Philippine president’s agenda includes issues of concern to bishops

QUEZON CITY, Philippines – The agenda President Gloria Macapagal-Arroyo announced for the second half of her term includes issues that some Philippine bishops have targeted as concerns.
In her State of the Nation address July 23, Arroyo told officials and guests that her administration will focus on fighting poverty and hunger and generating foreign investments.
“It is my wish that the Philippines be among the ranks of developed nations in 20 years,” Arroyo said. “By then,” she added, “poverty shall have been marginalized and the (formerly) marginalized raised to a robust middle class.”
The president, whose term ends in 2010, said her administration will work to counter poverty and hunger through infrastructure and other projects focused in underdeveloped regions, such as Mindanao in the southern Philippines.
Hours before Arroyo spoke, Bishop Dinualdo Gutierrez of Marbel told the Asian church news agency UCA News that the government urgently must address the hunger problem.
Bishop Gutierrez, chairman of the Philippine bishops’ social justice and peace commission, said Arroyo’s administration “has done something” to address poverty, such as government-funded stores in communities that sell basic goods and rice at cost.
However, government programs must aspire to develop more permanent “food security,” the bishop said. A survey of the Social Weather Stations, a private research group, estimated recently that nearly 15 percent of the country’s families experience hunger.
Bishop Gutierrez said Congress also must prevent moves to open the country to foreign mining corporations, as well as create laws to stop extrajudicial killings and reform the electoral process. The human rights group Karapatan reported that, as of July 7, 885 people had been killed and 183 had been abducted since Arroyo became president in 2001.
Many victims belonged to leftist groups that accuse the state of resorting to killings and abductions to silence critics and suspected sympathizers of the Communist Party. About 5,000 members of leftist groups rallied with human rights advocates, including priests and other religious, outside the House of Representatives as Arroyo delivered her address.
Arroyo said she wants to “fight against lawless violence” by asking Congress to enact laws enabling a proper state response to political violence.
Bishop Arturo Bastes of Sorsogon echoed the church’s concern about the killings and poverty in the country.
“The picture of the Philippines is not as good as what she (Arroyo) told us because we (still) experience real poverty and extrajudicial killings,” Bishop Bastes said in a statement released by the Philippine bishops’ conference July 24.
Arroyo has been accused of cheating in the 2004 presidential elections, but attempts to impeach her have failed. The former vice president succeeded ousted president Joseph Estrada in 2001 and publicly stated she would not run in the 2004 presidential elections. However, she ran in 2004, saying that she knew how to steer the country toward progress.
In her recent address to Congress, she said, “I will not be in the way of anyone’s ambition” for president in 2010. However, she added that she also would not allow anyone to prevent her vision of a modern Philippines from becoming “permanently rooted” and bearing fruit by the end of her term.

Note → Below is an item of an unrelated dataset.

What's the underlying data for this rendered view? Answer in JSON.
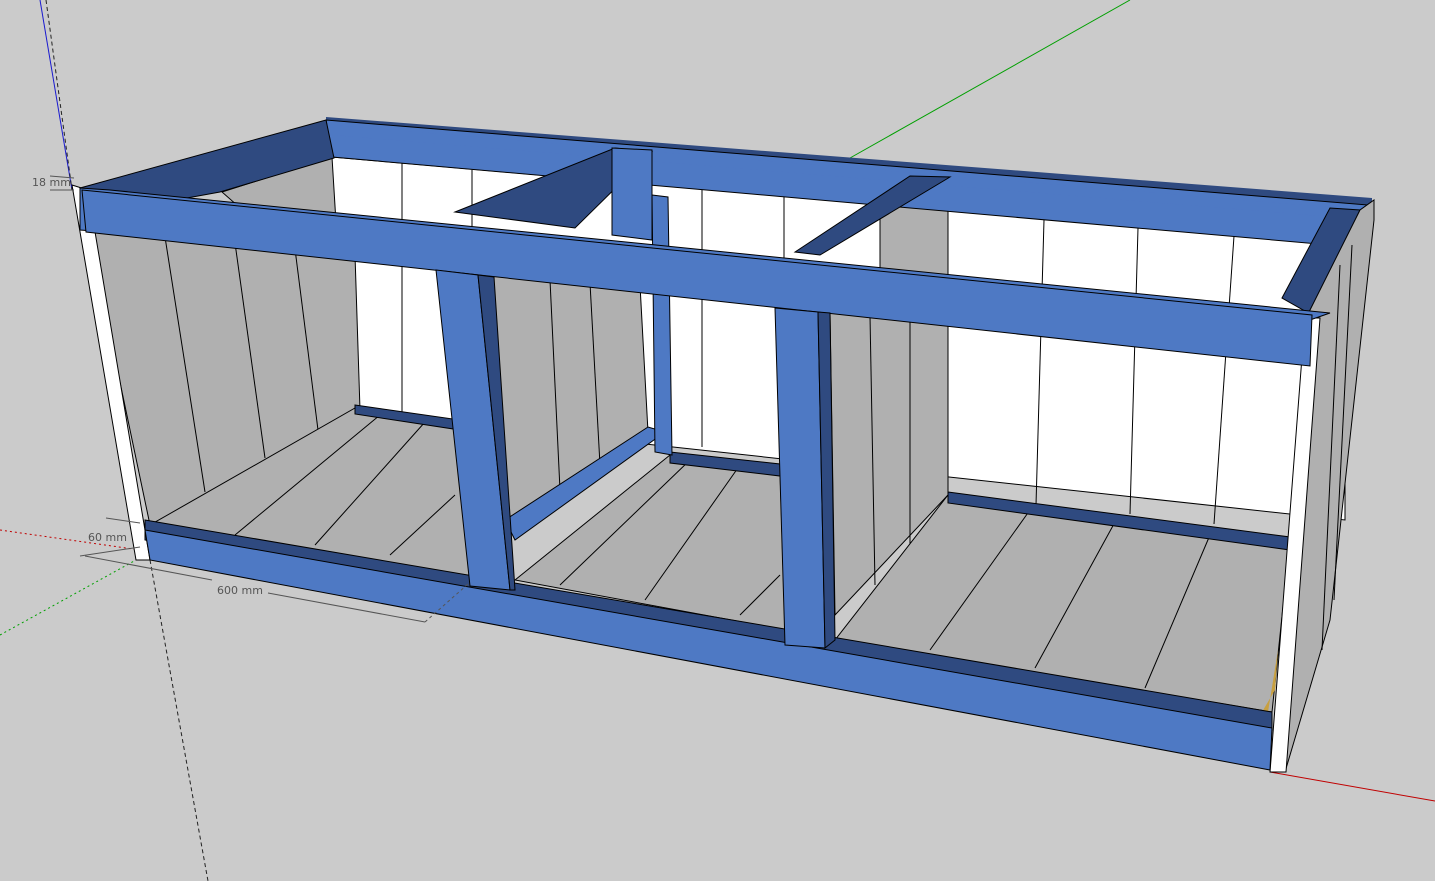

Catholic Review

The Catholic Review is the official publication of the Archdiocese of Baltimore.